(Dataset rows for apps and sites)
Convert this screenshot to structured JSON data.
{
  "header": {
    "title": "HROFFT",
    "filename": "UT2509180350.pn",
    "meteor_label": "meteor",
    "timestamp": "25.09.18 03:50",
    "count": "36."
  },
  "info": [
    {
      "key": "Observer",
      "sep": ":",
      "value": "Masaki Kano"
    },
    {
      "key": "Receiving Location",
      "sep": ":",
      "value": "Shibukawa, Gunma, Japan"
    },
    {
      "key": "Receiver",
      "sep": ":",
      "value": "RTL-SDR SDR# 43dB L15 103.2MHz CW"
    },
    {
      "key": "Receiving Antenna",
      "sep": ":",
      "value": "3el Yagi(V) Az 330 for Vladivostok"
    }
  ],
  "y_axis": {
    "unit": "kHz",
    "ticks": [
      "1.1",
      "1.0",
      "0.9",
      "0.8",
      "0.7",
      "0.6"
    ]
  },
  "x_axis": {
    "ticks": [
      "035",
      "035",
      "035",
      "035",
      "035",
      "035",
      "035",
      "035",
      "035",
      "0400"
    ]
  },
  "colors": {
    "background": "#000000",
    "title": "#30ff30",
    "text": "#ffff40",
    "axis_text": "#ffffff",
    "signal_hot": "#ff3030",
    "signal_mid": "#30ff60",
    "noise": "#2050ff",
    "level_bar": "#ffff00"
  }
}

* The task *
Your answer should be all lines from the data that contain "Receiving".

* Reply to the task *
      "key": "Receiving Location",
      "key": "Receiving Antenna",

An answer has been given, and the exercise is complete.